Work required -
Return every line in the entries below where the word "timeline" shows up.
======== Input ========
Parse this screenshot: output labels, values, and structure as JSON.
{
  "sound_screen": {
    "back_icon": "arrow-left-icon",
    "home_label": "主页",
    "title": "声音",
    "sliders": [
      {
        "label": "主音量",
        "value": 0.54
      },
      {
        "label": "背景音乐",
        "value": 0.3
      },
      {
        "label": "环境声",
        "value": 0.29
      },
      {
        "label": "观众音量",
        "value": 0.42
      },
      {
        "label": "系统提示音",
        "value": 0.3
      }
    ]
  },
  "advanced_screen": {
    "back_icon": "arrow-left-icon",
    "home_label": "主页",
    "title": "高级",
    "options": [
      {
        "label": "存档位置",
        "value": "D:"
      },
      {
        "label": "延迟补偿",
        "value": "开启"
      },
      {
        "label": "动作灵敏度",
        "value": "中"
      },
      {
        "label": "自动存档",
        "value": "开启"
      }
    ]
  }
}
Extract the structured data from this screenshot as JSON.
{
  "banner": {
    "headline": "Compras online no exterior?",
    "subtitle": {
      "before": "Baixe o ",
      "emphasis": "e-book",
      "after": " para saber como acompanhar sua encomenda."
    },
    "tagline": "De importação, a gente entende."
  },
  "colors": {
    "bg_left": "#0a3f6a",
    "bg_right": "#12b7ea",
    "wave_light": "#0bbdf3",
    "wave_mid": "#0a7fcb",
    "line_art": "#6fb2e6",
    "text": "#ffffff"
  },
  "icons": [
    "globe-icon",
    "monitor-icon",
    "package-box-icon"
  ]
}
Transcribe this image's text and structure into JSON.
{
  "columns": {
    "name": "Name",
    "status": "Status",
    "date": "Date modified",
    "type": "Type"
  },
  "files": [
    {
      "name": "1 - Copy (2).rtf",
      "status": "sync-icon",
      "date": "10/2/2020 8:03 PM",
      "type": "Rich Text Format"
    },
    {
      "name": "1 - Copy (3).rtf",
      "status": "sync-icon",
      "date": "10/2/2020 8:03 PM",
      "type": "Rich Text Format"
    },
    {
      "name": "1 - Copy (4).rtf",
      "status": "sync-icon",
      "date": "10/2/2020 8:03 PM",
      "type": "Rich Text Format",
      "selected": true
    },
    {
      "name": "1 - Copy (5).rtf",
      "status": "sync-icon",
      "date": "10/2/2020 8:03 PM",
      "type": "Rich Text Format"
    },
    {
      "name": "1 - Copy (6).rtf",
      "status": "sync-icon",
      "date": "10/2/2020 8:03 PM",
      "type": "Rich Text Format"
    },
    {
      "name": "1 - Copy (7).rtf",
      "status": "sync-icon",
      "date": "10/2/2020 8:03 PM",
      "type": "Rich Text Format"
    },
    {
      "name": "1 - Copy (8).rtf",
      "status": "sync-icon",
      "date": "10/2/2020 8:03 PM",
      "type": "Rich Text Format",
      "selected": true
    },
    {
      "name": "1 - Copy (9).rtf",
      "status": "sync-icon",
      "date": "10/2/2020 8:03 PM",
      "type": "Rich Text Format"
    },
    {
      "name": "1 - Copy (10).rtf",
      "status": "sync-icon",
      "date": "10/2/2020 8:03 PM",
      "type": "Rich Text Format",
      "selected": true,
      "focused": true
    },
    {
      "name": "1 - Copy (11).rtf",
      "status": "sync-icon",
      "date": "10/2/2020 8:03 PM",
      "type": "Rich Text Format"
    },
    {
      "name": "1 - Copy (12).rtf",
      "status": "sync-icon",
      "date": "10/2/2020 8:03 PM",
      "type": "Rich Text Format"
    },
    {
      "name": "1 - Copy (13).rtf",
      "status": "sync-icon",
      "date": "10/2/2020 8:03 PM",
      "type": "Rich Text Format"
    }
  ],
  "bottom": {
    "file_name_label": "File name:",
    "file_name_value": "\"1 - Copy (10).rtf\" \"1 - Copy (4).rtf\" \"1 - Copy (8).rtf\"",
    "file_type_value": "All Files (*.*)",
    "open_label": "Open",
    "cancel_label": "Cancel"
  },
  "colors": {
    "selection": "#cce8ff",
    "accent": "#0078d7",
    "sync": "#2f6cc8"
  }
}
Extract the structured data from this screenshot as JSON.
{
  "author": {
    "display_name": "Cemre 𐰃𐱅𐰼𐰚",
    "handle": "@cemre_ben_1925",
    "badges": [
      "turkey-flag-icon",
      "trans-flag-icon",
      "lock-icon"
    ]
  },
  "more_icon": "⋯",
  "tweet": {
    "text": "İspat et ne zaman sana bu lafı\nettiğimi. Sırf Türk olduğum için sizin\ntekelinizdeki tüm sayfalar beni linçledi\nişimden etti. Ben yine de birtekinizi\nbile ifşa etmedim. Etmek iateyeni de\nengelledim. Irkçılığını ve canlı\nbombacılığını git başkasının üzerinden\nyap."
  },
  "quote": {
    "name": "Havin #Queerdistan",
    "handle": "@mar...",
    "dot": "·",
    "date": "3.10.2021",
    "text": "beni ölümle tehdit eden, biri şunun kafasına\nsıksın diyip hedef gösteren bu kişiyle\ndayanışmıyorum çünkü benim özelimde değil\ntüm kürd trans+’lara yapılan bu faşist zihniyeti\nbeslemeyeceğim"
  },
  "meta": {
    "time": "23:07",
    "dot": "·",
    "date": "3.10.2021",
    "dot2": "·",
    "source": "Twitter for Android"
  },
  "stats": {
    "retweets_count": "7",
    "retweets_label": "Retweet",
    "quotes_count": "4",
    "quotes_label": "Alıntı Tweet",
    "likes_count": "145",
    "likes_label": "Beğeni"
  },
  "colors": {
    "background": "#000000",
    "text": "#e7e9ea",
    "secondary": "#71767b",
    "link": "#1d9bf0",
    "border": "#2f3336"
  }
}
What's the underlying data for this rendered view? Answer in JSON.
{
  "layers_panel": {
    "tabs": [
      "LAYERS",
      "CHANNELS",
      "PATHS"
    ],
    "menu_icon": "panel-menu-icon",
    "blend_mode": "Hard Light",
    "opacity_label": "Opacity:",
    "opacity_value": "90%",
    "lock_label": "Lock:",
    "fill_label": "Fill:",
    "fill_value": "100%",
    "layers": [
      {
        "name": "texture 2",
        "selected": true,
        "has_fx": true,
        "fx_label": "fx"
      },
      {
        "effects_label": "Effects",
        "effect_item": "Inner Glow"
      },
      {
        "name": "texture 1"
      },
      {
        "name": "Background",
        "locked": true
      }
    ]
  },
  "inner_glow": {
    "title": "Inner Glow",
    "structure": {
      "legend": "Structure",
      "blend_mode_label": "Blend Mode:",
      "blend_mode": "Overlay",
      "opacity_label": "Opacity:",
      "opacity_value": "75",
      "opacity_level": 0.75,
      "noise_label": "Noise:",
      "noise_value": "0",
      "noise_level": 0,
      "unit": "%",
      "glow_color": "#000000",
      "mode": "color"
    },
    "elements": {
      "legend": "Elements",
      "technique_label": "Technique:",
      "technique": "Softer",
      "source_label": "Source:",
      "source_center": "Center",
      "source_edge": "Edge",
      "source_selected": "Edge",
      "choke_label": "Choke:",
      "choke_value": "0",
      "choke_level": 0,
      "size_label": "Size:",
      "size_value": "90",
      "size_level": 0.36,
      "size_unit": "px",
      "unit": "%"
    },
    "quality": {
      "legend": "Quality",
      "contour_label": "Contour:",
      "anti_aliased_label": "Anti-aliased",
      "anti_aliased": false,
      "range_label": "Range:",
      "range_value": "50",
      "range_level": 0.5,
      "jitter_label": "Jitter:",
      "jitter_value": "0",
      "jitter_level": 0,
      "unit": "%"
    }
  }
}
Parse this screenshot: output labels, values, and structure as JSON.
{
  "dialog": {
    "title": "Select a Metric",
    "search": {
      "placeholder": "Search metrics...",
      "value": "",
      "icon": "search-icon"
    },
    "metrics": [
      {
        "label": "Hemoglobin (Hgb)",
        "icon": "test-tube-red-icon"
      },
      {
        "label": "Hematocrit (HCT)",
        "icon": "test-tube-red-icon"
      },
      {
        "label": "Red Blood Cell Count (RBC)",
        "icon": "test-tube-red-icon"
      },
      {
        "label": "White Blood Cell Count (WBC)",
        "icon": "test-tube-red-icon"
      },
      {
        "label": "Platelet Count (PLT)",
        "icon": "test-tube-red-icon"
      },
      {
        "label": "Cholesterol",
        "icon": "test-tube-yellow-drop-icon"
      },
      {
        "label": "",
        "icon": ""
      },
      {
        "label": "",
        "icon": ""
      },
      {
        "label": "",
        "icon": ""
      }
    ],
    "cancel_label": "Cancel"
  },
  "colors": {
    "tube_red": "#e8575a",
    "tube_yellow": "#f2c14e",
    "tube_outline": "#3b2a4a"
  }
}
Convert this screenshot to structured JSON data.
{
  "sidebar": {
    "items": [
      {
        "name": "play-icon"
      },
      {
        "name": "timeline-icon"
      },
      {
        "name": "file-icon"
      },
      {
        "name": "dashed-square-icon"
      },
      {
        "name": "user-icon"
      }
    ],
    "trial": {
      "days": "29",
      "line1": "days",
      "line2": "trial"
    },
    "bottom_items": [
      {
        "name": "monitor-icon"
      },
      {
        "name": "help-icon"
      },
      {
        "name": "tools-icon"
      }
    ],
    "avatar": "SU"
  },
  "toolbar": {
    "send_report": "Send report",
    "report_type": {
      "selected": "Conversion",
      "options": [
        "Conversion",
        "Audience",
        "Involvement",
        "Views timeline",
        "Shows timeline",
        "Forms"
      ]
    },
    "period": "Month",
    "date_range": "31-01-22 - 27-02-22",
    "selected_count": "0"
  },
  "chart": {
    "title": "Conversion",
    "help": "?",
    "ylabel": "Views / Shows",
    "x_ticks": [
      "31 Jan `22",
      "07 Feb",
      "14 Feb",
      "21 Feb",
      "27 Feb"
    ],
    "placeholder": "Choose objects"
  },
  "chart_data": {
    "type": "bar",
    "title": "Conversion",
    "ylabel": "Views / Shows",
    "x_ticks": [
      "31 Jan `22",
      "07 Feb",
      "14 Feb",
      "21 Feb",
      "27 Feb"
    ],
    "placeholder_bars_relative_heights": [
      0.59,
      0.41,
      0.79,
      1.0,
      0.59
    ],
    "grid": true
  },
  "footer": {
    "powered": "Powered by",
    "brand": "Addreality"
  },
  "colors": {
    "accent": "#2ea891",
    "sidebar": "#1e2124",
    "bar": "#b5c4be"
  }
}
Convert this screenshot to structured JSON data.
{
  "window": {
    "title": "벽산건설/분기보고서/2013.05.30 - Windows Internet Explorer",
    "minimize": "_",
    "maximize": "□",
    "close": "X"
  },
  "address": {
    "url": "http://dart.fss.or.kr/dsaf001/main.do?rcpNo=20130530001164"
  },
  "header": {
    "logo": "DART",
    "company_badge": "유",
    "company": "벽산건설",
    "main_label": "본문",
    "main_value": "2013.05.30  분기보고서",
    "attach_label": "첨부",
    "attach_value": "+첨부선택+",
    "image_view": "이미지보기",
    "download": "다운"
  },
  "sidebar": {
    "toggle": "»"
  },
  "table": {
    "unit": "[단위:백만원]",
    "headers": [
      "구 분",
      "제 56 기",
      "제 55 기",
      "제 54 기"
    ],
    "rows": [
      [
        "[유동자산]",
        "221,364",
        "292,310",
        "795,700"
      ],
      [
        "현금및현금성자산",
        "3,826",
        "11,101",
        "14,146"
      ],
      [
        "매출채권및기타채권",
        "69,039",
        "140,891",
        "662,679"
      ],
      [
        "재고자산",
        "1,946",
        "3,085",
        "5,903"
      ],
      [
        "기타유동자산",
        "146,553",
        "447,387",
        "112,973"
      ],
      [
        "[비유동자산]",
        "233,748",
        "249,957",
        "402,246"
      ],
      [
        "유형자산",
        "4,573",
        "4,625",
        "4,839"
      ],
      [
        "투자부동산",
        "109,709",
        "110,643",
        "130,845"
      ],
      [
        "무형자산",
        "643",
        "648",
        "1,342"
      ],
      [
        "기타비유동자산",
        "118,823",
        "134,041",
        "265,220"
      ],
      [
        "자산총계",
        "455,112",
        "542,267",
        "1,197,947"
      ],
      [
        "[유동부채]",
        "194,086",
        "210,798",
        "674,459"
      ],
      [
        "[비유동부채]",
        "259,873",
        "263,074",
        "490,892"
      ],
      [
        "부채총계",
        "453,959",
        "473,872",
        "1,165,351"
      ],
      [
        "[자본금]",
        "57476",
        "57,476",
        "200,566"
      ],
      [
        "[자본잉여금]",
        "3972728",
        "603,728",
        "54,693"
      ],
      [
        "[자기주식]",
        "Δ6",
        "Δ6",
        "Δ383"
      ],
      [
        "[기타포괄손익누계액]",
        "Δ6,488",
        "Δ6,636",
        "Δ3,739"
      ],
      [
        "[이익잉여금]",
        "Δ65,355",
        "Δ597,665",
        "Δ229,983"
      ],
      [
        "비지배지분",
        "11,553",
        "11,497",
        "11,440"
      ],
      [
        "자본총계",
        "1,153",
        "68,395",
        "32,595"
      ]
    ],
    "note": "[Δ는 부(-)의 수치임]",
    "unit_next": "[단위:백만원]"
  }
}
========
Result of the exercise -
        "name": "timeline-icon"
        "Views timeline",
        "Shows timeline",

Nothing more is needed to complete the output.